PROBLEM REQUIREMENTS >> If an entry below holds a picture, skip the picture and copy everything else exactly.

DATA SECTION >>
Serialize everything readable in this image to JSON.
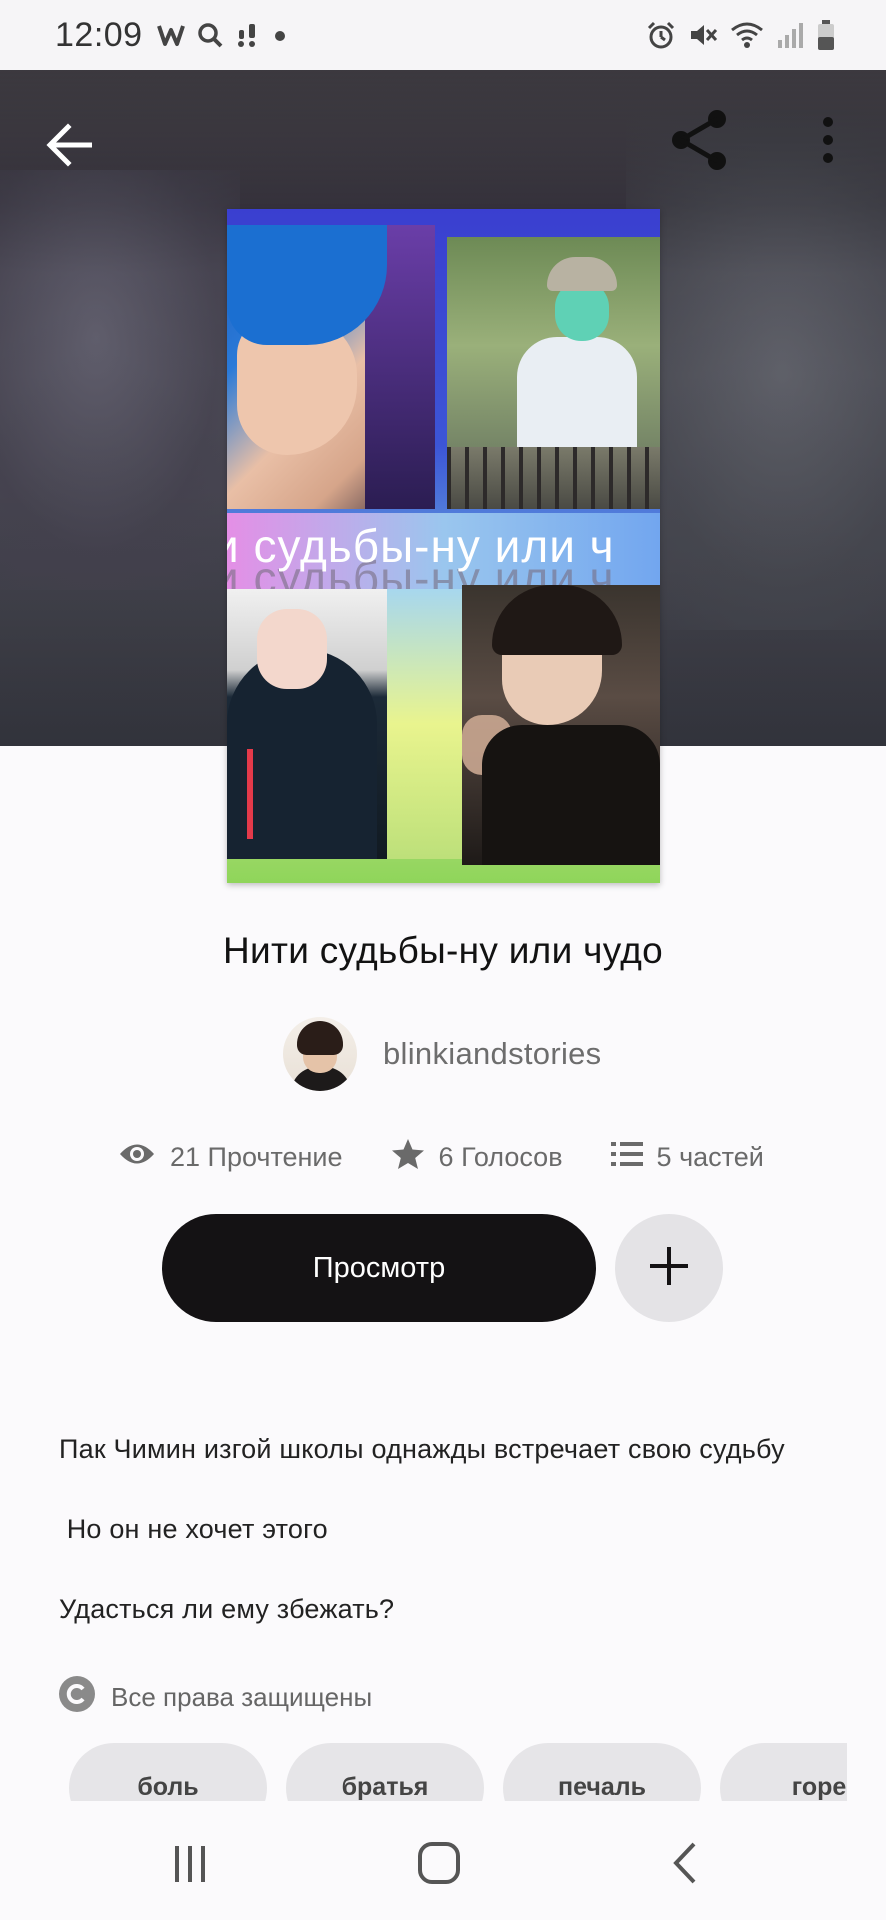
{
  "status_bar": {
    "time": "12:09",
    "left_icons": [
      "w-app-icon",
      "search-icon",
      "notification-icon",
      "dot-icon"
    ],
    "right_icons": [
      "alarm-icon",
      "mute-icon",
      "wifi-icon",
      "signal-icon",
      "battery-icon"
    ]
  },
  "header": {
    "back_icon": "arrow-left-icon",
    "share_icon": "share-icon",
    "more_icon": "more-vertical-icon"
  },
  "cover": {
    "band_text": "и судьбы-ну или ч"
  },
  "story": {
    "title": "Нити судьбы-ну или чудо",
    "author": "blinkiandstories"
  },
  "stats": {
    "reads": "21 Прочтение",
    "votes": "6 Голосов",
    "parts": "5 частей"
  },
  "actions": {
    "read_label": "Просмотр",
    "add_icon": "plus-icon"
  },
  "description": {
    "line1": "Пак Чимин изгой школы однажды встречает свою судьбу",
    "line2": " Но он не хочет этого",
    "line3": "Удасться ли ему збежать?"
  },
  "copyright": {
    "label": "Все права защищены"
  },
  "tags": [
    "боль",
    "братья",
    "печаль",
    "горе"
  ],
  "colors": {
    "primary_button": "#141214",
    "secondary_button": "#e4e3e6",
    "background": "#fbfafc",
    "tag_background": "#e6e5e8"
  },
  "navbar": {
    "icons": [
      "recent-apps-icon",
      "home-icon",
      "back-icon"
    ]
  }
}
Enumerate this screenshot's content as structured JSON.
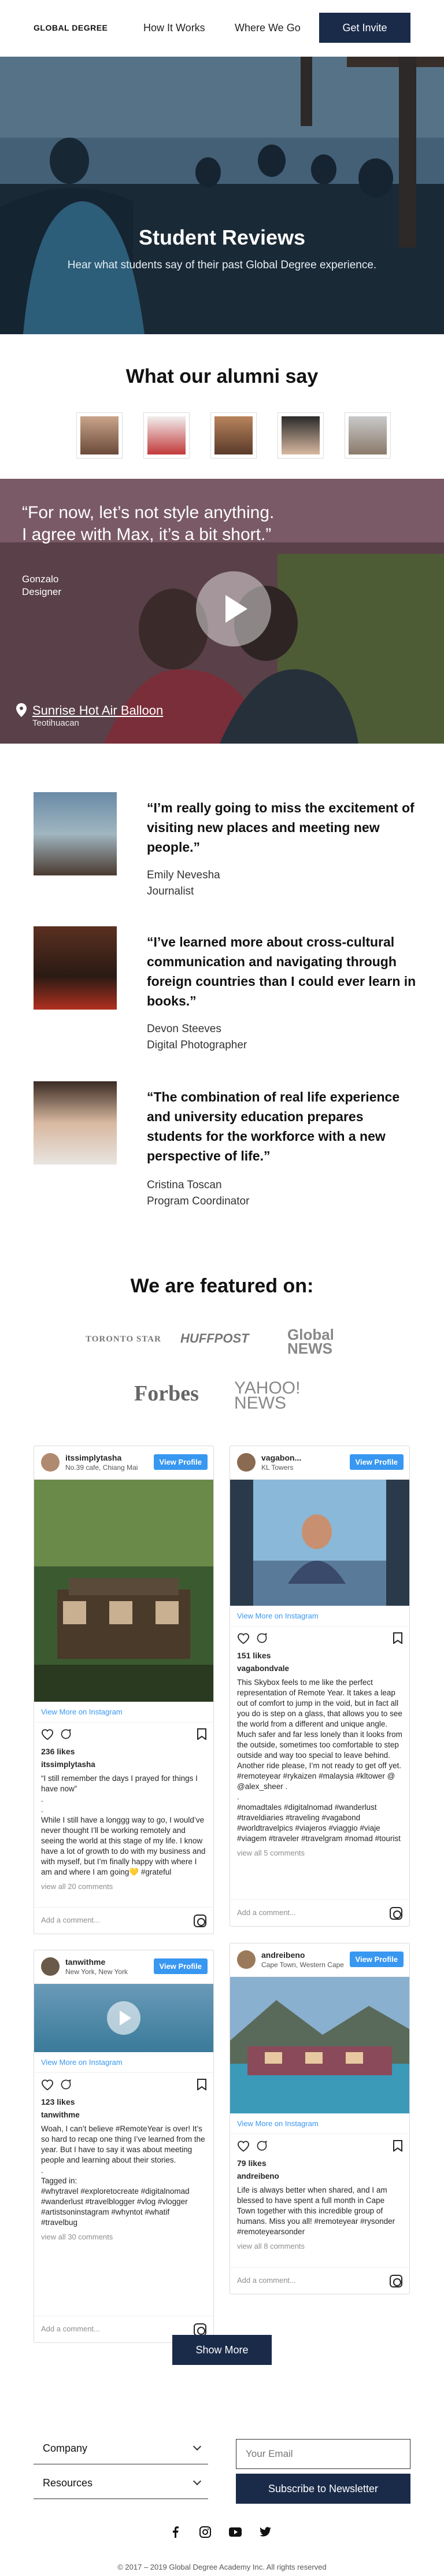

ANSWER TO THIS EXERCISE >>
Serialize everything readable in this image to JSON.
{
  "status_bar": {
    "time": "12:09",
    "left_icons": [
      "w-app-icon",
      "search-icon",
      "notification-icon",
      "dot-icon"
    ],
    "right_icons": [
      "alarm-icon",
      "mute-icon",
      "wifi-icon",
      "signal-icon",
      "battery-icon"
    ]
  },
  "header": {
    "back_icon": "arrow-left-icon",
    "share_icon": "share-icon",
    "more_icon": "more-vertical-icon"
  },
  "cover": {
    "band_text": "и судьбы-ну или ч"
  },
  "story": {
    "title": "Нити судьбы-ну или чудо",
    "author": "blinkiandstories"
  },
  "stats": {
    "reads": "21 Прочтение",
    "votes": "6 Голосов",
    "parts": "5 частей"
  },
  "actions": {
    "read_label": "Просмотр",
    "add_icon": "plus-icon"
  },
  "description": {
    "line1": "Пак Чимин изгой школы однажды встречает свою судьбу",
    "line2": " Но он не хочет этого",
    "line3": "Удасться ли ему збежать?"
  },
  "copyright": {
    "label": "Все права защищены"
  },
  "tags": [
    "боль",
    "братья",
    "печаль",
    "горе"
  ],
  "colors": {
    "primary_button": "#141214",
    "secondary_button": "#e4e3e6",
    "background": "#fbfafc",
    "tag_background": "#e6e5e8"
  },
  "navbar": {
    "icons": [
      "recent-apps-icon",
      "home-icon",
      "back-icon"
    ]
  }
}
Enumerate this screenshot's content as structured JSON.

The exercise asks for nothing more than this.